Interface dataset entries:
____________
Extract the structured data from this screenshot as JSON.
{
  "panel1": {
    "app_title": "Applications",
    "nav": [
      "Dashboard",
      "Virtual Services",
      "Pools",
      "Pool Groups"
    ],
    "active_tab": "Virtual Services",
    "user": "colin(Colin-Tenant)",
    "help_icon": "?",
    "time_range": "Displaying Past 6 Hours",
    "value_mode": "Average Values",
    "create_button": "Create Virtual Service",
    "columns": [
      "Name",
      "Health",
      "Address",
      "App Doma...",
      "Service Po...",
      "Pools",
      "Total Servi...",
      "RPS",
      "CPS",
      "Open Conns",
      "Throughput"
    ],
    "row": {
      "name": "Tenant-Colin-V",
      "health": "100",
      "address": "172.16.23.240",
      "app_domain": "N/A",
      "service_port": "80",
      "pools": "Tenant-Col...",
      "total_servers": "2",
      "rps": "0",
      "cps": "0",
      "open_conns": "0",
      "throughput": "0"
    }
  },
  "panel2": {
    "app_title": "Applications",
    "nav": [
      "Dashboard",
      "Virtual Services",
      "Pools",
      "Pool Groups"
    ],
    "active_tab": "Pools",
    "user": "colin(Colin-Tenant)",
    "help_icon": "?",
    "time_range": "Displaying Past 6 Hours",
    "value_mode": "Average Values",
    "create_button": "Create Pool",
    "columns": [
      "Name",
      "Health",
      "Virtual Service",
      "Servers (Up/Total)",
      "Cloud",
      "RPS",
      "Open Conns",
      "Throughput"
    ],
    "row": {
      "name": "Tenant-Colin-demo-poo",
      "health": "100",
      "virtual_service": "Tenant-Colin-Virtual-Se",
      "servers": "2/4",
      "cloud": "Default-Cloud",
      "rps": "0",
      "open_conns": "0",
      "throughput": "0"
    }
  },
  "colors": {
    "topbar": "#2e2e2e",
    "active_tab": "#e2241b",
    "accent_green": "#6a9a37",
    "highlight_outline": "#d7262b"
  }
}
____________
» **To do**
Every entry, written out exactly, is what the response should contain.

» **Answer to this problem**
Extract the structured data from this screenshot as JSON.
{
  "panel1": {
    "app_title": "Applications",
    "nav": [
      "Dashboard",
      "Virtual Services",
      "Pools",
      "Pool Groups"
    ],
    "active_tab": "Virtual Services",
    "user": "colin(Colin-Tenant)",
    "help_icon": "?",
    "time_range": "Displaying Past 6 Hours",
    "value_mode": "Average Values",
    "create_button": "Create Virtual Service",
    "columns": [
      "Name",
      "Health",
      "Address",
      "App Doma...",
      "Service Po...",
      "Pools",
      "Total Servi...",
      "RPS",
      "CPS",
      "Open Conns",
      "Throughput"
    ],
    "row": {
      "name": "Tenant-Colin-V",
      "health": "100",
      "address": "172.16.23.240",
      "app_domain": "N/A",
      "service_port": "80",
      "pools": "Tenant-Col...",
      "total_servers": "2",
      "rps": "0",
      "cps": "0",
      "open_conns": "0",
      "throughput": "0"
    }
  },
  "panel2": {
    "app_title": "Applications",
    "nav": [
      "Dashboard",
      "Virtual Services",
      "Pools",
      "Pool Groups"
    ],
    "active_tab": "Pools",
    "user": "colin(Colin-Tenant)",
    "help_icon": "?",
    "time_range": "Displaying Past 6 Hours",
    "value_mode": "Average Values",
    "create_button": "Create Pool",
    "columns": [
      "Name",
      "Health",
      "Virtual Service",
      "Servers (Up/Total)",
      "Cloud",
      "RPS",
      "Open Conns",
      "Throughput"
    ],
    "row": {
      "name": "Tenant-Colin-demo-poo",
      "health": "100",
      "virtual_service": "Tenant-Colin-Virtual-Se",
      "servers": "2/4",
      "cloud": "Default-Cloud",
      "rps": "0",
      "open_conns": "0",
      "throughput": "0"
    }
  },
  "colors": {
    "topbar": "#2e2e2e",
    "active_tab": "#e2241b",
    "accent_green": "#6a9a37",
    "highlight_outline": "#d7262b"
  }
}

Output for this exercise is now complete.